Prevalence of self-reported arm morbidity following treatment for breast cancer in the Australian Breast Cancer Family Study

Breast. 2001 Dec;10(6):515-22. doi: 10.1054/brst.2000.0291.

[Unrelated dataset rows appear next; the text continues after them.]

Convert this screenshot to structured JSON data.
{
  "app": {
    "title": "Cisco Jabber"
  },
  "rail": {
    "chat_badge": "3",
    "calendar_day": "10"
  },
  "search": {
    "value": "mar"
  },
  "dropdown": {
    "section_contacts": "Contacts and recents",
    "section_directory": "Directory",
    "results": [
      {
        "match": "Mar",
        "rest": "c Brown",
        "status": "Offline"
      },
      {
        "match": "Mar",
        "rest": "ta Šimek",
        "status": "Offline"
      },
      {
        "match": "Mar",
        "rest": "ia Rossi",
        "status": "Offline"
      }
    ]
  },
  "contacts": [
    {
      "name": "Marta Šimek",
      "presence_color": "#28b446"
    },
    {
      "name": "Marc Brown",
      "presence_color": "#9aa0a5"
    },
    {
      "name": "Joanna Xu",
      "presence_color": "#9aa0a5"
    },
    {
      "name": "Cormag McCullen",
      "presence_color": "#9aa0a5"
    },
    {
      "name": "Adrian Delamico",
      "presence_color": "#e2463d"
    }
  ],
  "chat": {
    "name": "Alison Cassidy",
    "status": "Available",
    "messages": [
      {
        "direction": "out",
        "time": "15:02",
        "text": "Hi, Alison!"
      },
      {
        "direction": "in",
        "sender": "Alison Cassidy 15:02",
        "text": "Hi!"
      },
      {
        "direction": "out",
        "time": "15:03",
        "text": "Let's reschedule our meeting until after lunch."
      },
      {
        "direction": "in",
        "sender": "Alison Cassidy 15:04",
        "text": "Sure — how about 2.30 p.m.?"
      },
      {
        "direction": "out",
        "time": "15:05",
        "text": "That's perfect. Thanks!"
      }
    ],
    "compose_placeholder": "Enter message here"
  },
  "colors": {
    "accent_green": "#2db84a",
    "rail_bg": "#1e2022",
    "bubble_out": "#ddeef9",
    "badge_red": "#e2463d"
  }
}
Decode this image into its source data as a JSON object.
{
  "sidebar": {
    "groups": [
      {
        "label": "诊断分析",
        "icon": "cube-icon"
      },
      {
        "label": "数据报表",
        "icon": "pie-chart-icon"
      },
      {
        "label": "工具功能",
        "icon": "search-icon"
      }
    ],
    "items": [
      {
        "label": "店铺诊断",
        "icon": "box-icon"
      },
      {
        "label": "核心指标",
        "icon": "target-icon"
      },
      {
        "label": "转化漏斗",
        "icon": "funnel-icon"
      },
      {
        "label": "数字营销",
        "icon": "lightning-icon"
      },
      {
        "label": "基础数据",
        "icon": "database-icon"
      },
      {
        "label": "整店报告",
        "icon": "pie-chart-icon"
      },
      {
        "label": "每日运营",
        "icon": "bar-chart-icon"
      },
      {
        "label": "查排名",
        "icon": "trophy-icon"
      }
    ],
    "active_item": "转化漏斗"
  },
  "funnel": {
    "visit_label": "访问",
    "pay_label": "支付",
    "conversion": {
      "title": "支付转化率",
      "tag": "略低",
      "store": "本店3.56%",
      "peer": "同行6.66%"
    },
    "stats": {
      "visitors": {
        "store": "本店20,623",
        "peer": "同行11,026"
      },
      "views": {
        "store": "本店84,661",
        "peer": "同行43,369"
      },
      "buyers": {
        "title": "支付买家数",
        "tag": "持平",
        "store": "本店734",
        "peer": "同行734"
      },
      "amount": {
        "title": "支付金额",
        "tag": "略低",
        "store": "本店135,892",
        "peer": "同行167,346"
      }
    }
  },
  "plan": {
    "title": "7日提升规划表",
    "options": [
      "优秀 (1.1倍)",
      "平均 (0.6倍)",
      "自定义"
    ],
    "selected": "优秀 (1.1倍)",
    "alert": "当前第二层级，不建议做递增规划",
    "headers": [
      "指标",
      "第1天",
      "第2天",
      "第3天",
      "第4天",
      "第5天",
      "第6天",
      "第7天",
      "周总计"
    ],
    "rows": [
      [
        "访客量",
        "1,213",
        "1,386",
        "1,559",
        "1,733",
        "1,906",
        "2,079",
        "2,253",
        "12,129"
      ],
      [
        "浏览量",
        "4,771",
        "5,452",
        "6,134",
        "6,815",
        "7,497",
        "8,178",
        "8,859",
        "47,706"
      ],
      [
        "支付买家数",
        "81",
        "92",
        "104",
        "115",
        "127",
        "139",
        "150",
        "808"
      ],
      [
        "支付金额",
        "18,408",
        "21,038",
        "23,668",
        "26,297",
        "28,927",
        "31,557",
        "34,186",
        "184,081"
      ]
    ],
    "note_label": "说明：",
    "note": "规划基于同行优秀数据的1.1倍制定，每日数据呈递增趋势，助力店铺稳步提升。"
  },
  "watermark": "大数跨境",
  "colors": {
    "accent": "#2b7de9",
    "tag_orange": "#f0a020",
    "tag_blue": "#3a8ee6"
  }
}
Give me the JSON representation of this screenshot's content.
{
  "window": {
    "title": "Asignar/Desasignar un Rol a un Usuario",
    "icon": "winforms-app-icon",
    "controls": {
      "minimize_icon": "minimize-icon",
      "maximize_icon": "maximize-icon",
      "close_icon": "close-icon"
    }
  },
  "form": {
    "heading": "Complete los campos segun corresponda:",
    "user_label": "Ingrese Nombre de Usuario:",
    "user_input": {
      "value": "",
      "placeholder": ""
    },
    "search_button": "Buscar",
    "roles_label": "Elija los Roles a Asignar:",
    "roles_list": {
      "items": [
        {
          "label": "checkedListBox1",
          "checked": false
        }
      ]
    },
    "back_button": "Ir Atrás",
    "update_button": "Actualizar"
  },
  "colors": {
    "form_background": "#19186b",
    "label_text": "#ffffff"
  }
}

Population-based women (n=1049) with breast cancer diagnosed mainly between 1996 and 1998, when aged 20-59 years, were mailed a questionnaire seeking information about self-reported shoulder stiffness and swelling, numbness and pain/ache in the arm following treatment (excluding 6 months from diagnosis). Of the 809 who completed the survey, approximately seven in eight experienced at least one symptom, one in six reported all four symptoms, and one in three considered that their arm morbidity interfered substantially with activities of daily living. Arm swelling occurred at some time in 39% of women, was present in 20% 1 year, and in 29% 4 years, after diagnosis. The prevalence of arm swelling was higher in women with axillary node dissection (OR=2.4; 95% Cl 1.0-5.6), and was increased in a women with a higher body mass index (P=0.02) and less education (P=0.01), but was not related to age, number of nodes excised or self-reports of radiation or type of surgery.